We here at GamEir were looking forward to SolSeraph. I’ll admit, the concept excited me hugely – a combination of god-game city-building with side-scrolling hack-n’-slash combat? Egads! So here I am, booting up the game, picturing something akin to Lionhead’s Black & White meets Trine.
The smooth, velvet voice of the narrator greets me. “Oh”, he begins, “So you would like to hear a story, eh?”. I sure would! “Very well. Close your eyes, and I will tell you the first of all stories…”
The First of All Stories
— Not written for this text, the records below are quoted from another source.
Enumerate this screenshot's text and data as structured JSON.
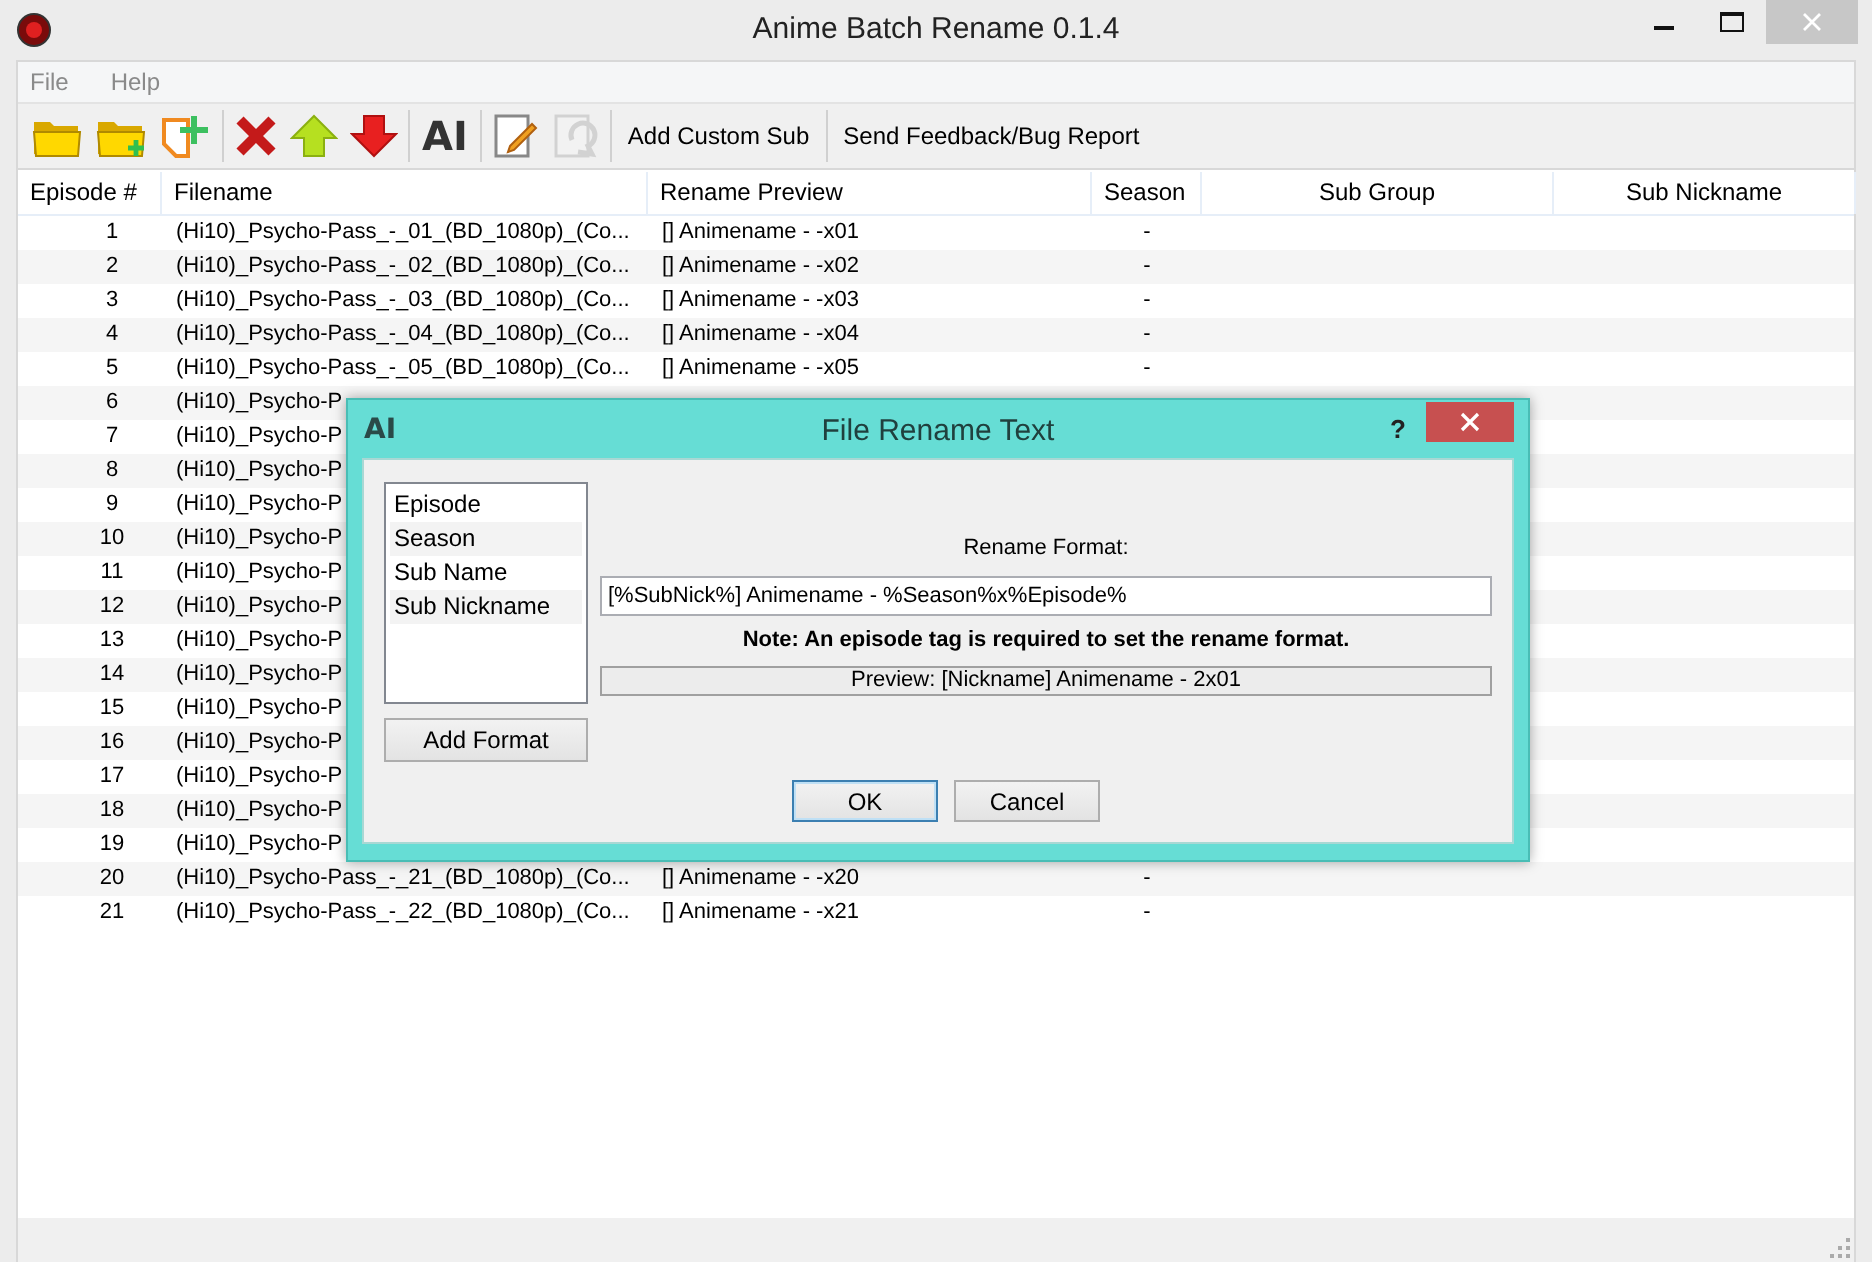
{
  "window": {
    "title": "Anime Batch Rename 0.1.4"
  },
  "menu": [
    {
      "label": "File"
    },
    {
      "label": "Help"
    }
  ],
  "toolbar": {
    "groups": [
      [
        {
          "kind": "open-folder",
          "disabled": false
        },
        {
          "kind": "add-folder",
          "disabled": false
        },
        {
          "kind": "add-file",
          "disabled": false
        }
      ],
      [
        {
          "kind": "delete",
          "disabled": false
        },
        {
          "kind": "move-up",
          "disabled": false
        },
        {
          "kind": "move-down",
          "disabled": false
        }
      ],
      [
        {
          "kind": "rename-text",
          "glyph": "AI",
          "disabled": false
        }
      ],
      [
        {
          "kind": "edit",
          "disabled": false
        },
        {
          "kind": "undo",
          "disabled": true
        }
      ]
    ],
    "text_buttons": [
      "Add Custom Sub",
      "Send Feedback/Bug Report"
    ]
  },
  "table": {
    "columns": [
      "Episode #",
      "Filename",
      "Rename Preview",
      "Season",
      "Sub Group",
      "Sub Nickname"
    ],
    "rows": [
      {
        "episode": "1",
        "filename": "(Hi10)_Psycho-Pass_-_01_(BD_1080p)_(Co...",
        "preview": "[] Animename - -x01",
        "season": "-"
      },
      {
        "episode": "2",
        "filename": "(Hi10)_Psycho-Pass_-_02_(BD_1080p)_(Co...",
        "preview": "[] Animename - -x02",
        "season": "-"
      },
      {
        "episode": "3",
        "filename": "(Hi10)_Psycho-Pass_-_03_(BD_1080p)_(Co...",
        "preview": "[] Animename - -x03",
        "season": "-"
      },
      {
        "episode": "4",
        "filename": "(Hi10)_Psycho-Pass_-_04_(BD_1080p)_(Co...",
        "preview": "[] Animename - -x04",
        "season": "-"
      },
      {
        "episode": "5",
        "filename": "(Hi10)_Psycho-Pass_-_05_(BD_1080p)_(Co...",
        "preview": "[] Animename - -x05",
        "season": "-"
      },
      {
        "episode": "6",
        "filename": "(Hi10)_Psycho-P"
      },
      {
        "episode": "7",
        "filename": "(Hi10)_Psycho-P"
      },
      {
        "episode": "8",
        "filename": "(Hi10)_Psycho-P"
      },
      {
        "episode": "9",
        "filename": "(Hi10)_Psycho-P"
      },
      {
        "episode": "10",
        "filename": "(Hi10)_Psycho-P"
      },
      {
        "episode": "11",
        "filename": "(Hi10)_Psycho-P"
      },
      {
        "episode": "12",
        "filename": "(Hi10)_Psycho-P"
      },
      {
        "episode": "13",
        "filename": "(Hi10)_Psycho-P"
      },
      {
        "episode": "14",
        "filename": "(Hi10)_Psycho-P"
      },
      {
        "episode": "15",
        "filename": "(Hi10)_Psycho-P"
      },
      {
        "episode": "16",
        "filename": "(Hi10)_Psycho-P"
      },
      {
        "episode": "17",
        "filename": "(Hi10)_Psycho-P"
      },
      {
        "episode": "18",
        "filename": "(Hi10)_Psycho-P"
      },
      {
        "episode": "19",
        "filename": "(Hi10)_Psycho-P"
      },
      {
        "episode": "20",
        "filename": "(Hi10)_Psycho-Pass_-_21_(BD_1080p)_(Co...",
        "preview": "[] Animename - -x20",
        "season": "-"
      },
      {
        "episode": "21",
        "filename": "(Hi10)_Psycho-Pass_-_22_(BD_1080p)_(Co...",
        "preview": "[] Animename - -x21",
        "season": "-"
      }
    ]
  },
  "dialog": {
    "icon_glyph": "AI",
    "title": "File Rename Text",
    "help": "?",
    "format_tags": [
      "Episode",
      "Season",
      "Sub Name",
      "Sub Nickname"
    ],
    "add_format_button": "Add Format",
    "rename_format_label": "Rename Format:",
    "rename_format_value": "[%SubNick%] Animename - %Season%x%Episode%",
    "note": "Note: An episode tag is required to set the rename format.",
    "preview": "Preview: [Nickname] Animename - 2x01",
    "buttons": [
      {
        "label": "OK",
        "default": true
      },
      {
        "label": "Cancel",
        "default": false
      }
    ]
  }
}
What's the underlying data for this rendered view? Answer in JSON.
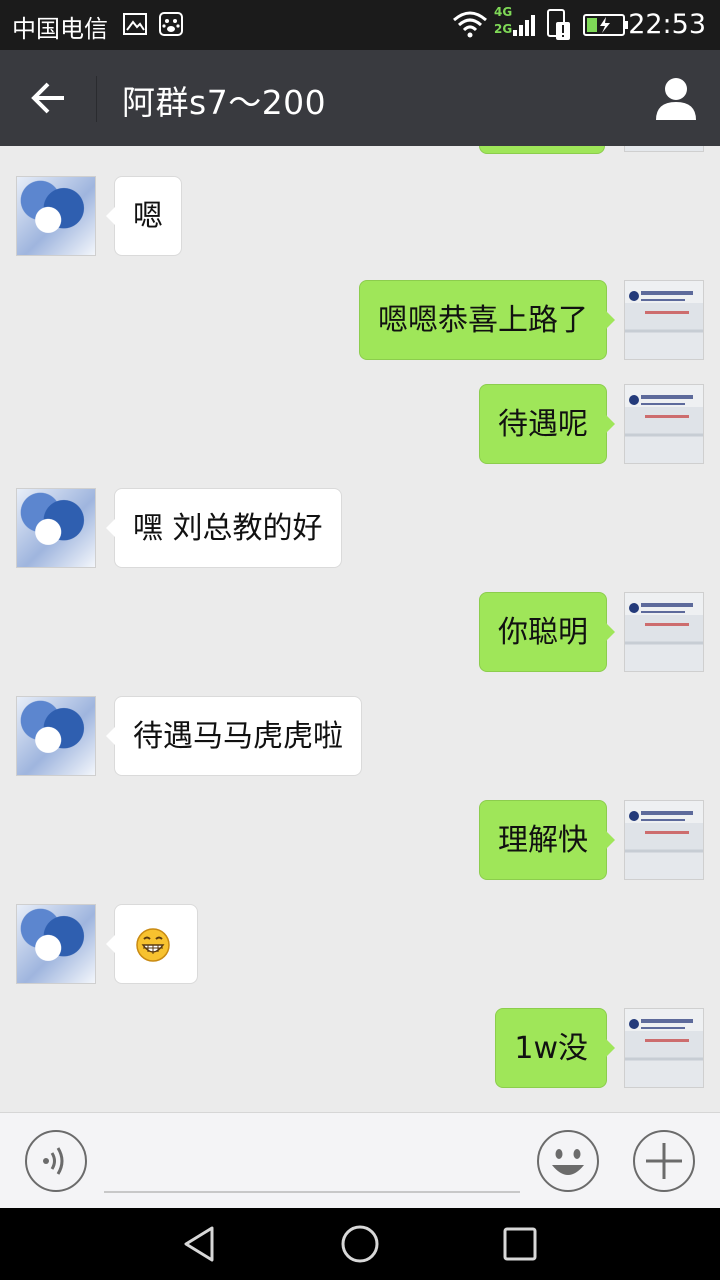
{
  "status_bar": {
    "carrier": "中国电信",
    "network_4g": "4G",
    "network_2g": "2G",
    "time": "22:53"
  },
  "header": {
    "title": "阿群s7～200",
    "back_icon": "arrow-left-icon",
    "profile_icon": "person-icon"
  },
  "messages": [
    {
      "side": "in",
      "text": "嗯"
    },
    {
      "side": "out",
      "text": "嗯嗯恭喜上路了"
    },
    {
      "side": "out",
      "text": "待遇呢"
    },
    {
      "side": "in",
      "text": "嘿 刘总教的好"
    },
    {
      "side": "out",
      "text": "你聪明"
    },
    {
      "side": "in",
      "text": "待遇马马虎虎啦"
    },
    {
      "side": "out",
      "text": "理解快"
    },
    {
      "side": "in",
      "text": "",
      "emoji": "grin-emoji"
    },
    {
      "side": "out",
      "text": "1w没"
    }
  ],
  "input_bar": {
    "voice_icon": "voice-icon",
    "emoji_icon": "smiley-icon",
    "plus_icon": "plus-icon",
    "text_value": ""
  },
  "nav_bar": {
    "back": "triangle-back-icon",
    "home": "circle-home-icon",
    "recent": "square-recent-icon"
  },
  "colors": {
    "outgoing_bubble": "#9fe659",
    "incoming_bubble": "#ffffff",
    "title_bar": "#393a3f",
    "chat_bg": "#ebebeb"
  }
}
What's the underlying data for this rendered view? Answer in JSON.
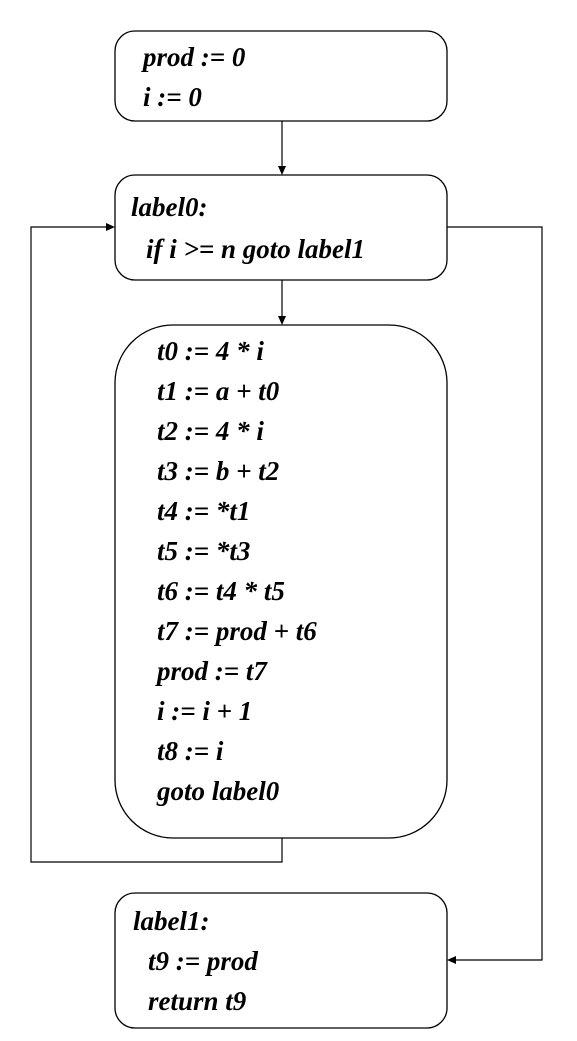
{
  "blocks": {
    "entry": {
      "lines": [
        "prod := 0",
        "i := 0"
      ]
    },
    "loop_header": {
      "lines": [
        "label0:",
        "if i >= n goto label1"
      ]
    },
    "loop_body": {
      "lines": [
        "t0 := 4  * i",
        "t1 := a + t0",
        "t2 := 4  * i",
        "t3 := b + t2",
        "t4 := *t1",
        "t5 := *t3",
        "t6 := t4  * t5",
        "t7 := prod + t6",
        "prod := t7",
        "i := i + 1",
        "t8 := i",
        "goto label0"
      ]
    },
    "exit": {
      "lines": [
        "label1:",
        "t9 := prod",
        "return t9"
      ]
    }
  },
  "edges": [
    {
      "from": "entry",
      "to": "loop_header"
    },
    {
      "from": "loop_header",
      "to": "loop_body"
    },
    {
      "from": "loop_body",
      "to": "loop_header"
    },
    {
      "from": "loop_header",
      "to": "exit"
    }
  ]
}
The story of SolSeraph is simple in the extreme. The gods, jealous of humanity’s gift of creativity, have elected to torture mankind for all time. Only the kindly Helios, “child of god and man”, can help to save them from the encroaching darkness. “How will Helios do this?”, I hear you cry. Why, through urban planning and egregious violence, of course. More on that on the gameplay section, below.
That’s it. That’s the story. If you’re here looking for the next Odyssey or the storytelling equal of The Last of Us, look elsewhere. As you progress from town to town, some of the villagers have exchanges between them, giving a semblance of character to the areas – but the dialogue is laughably hollow, and realistically only serves to break up the monotony of the lackluster gameplay, although whether the narrative interruptions should be characterised as a welcome distraction or as a new form of torture is a matter for debate.
Up until now, I was attempting to maintain a level of ambiguity; just a smidgen of ambivalence. I can’t continue this ruse any longer; SolSeraph is a woeful game, and I grieve for the hours it stole from me.
SolSeraph, A Tale of Two Genres
It’s rare that a game gets the opportunity to faff up two distinct genres at once, but SolSeraph took the opportunity with gusto.
One the one hand, there’s the Tower-Defense portion of the game. Fluttering miles above the ground, like the lovechild between a dove and Final Fantasy‘s Sephiroth, Helios uses his heavenly powers to… Encourage? Force? Suggest? Influence where the villagers below build their houses, farms, and defensive buildings, etc. In this mode, you also have access to miracles in the form of weather effects, ranging from making it rain (allowing you to build farms), to lightning bolts smiting your foes, to summoning a mini-me to fight your enemies.
In this mode, you balance your defensive buildings, which require people, with infrastructure like farms and sawmills. The variety of buildings is incredibly low, and you’ll see everything there is to see from this mode very quickly. Periodically, enemies swarm from spawn points and attempt to make it to the center of the village. I have absolutely no idea what would happen if they got there, because the Tower-Defense portion of the game is laughably, painfully easy.
SolSeraph, A Tale of… One Genre, Maybe?
On the other hand, there’s the side-scrolling action-platform portion of the game. Descending from the sky into one of the aforementioned spawn points, Helios uses his heavenly power to cleave through his earthly enemies with ease. Oh, sorry, hold on – wait, he doesn’t do any of that. Rather, Helios uses his 3-foot vertical leap, arthritic attack animations, and pathetic bow to struggle through fields of generic, infuriating enemies.
I am a calm man. A sanguine man. The levels of chill I reach on a daily basis are nirvanic. Dark Souls was an exciting challenge, Getting Over it With Bennett Foddy filled me with giddy delight.
SolSeraph made me shriek like a castrated field mouse. The combat is sluggish, the level designs are poor, and the enemies are embarrassing. Difficulty is one thing, poor design is another. I died to poor judgement or a fiendish enemy maybe four or five times. I died to insta-kill falls hidden in the level, spiders descending from the ceiling directly on to my head without warning, and getting trapped in the level topography more times than I care to enumerate.
When I finished the tower-defense portions of the game, I was relieved to break up the monotony. When I finished the platforming sections, I was relieved to get a break from the relentless salt it summoned within me.
SolSeraph is a spiritual successor to ActRaiser, but that is absolutely no excuse for delivering a game that is worse than what developers were capable of thirty years ago. ActRaiser was an exciting, innovative game that was far from perfect, but took risks that paid off. SolSeraph, unfortunately, is a boring, half-assed mess that’s not worth the 15 quid ACE Team are asking for. In fact, not even ACE Team liked SolSeraph – they don’t even list it as one of their games on their site. What does that tell you?
Save yourself the money and alternate between watching paint dry, and hitting yourself in the face with a shovel instead.